## DATA EXTRACTS
-------

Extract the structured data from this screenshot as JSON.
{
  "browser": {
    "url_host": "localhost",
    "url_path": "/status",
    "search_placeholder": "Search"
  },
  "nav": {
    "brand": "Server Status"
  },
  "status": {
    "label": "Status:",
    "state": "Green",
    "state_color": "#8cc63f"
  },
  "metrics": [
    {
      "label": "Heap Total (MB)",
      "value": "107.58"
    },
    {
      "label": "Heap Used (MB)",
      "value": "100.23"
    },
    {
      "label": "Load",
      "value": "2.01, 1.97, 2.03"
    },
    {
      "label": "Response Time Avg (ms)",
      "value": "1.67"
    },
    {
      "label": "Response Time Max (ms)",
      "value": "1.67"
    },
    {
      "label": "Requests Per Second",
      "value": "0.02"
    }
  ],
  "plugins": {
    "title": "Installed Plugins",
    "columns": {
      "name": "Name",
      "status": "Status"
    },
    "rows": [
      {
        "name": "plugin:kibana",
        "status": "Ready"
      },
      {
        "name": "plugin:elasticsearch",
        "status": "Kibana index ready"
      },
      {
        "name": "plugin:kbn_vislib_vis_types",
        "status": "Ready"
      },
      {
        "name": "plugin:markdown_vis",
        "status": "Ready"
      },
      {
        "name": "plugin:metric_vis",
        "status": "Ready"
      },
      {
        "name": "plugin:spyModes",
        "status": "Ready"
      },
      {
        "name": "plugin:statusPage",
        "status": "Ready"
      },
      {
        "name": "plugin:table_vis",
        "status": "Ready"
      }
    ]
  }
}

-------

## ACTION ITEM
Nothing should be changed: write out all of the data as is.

## THE COMPLETED TASK
Extract the structured data from this screenshot as JSON.
{
  "browser": {
    "url_host": "localhost",
    "url_path": "/status",
    "search_placeholder": "Search"
  },
  "nav": {
    "brand": "Server Status"
  },
  "status": {
    "label": "Status:",
    "state": "Green",
    "state_color": "#8cc63f"
  },
  "metrics": [
    {
      "label": "Heap Total (MB)",
      "value": "107.58"
    },
    {
      "label": "Heap Used (MB)",
      "value": "100.23"
    },
    {
      "label": "Load",
      "value": "2.01, 1.97, 2.03"
    },
    {
      "label": "Response Time Avg (ms)",
      "value": "1.67"
    },
    {
      "label": "Response Time Max (ms)",
      "value": "1.67"
    },
    {
      "label": "Requests Per Second",
      "value": "0.02"
    }
  ],
  "plugins": {
    "title": "Installed Plugins",
    "columns": {
      "name": "Name",
      "status": "Status"
    },
    "rows": [
      {
        "name": "plugin:kibana",
        "status": "Ready"
      },
      {
        "name": "plugin:elasticsearch",
        "status": "Kibana index ready"
      },
      {
        "name": "plugin:kbn_vislib_vis_types",
        "status": "Ready"
      },
      {
        "name": "plugin:markdown_vis",
        "status": "Ready"
      },
      {
        "name": "plugin:metric_vis",
        "status": "Ready"
      },
      {
        "name": "plugin:spyModes",
        "status": "Ready"
      },
      {
        "name": "plugin:statusPage",
        "status": "Ready"
      },
      {
        "name": "plugin:table_vis",
        "status": "Ready"
      }
    ]
  }
}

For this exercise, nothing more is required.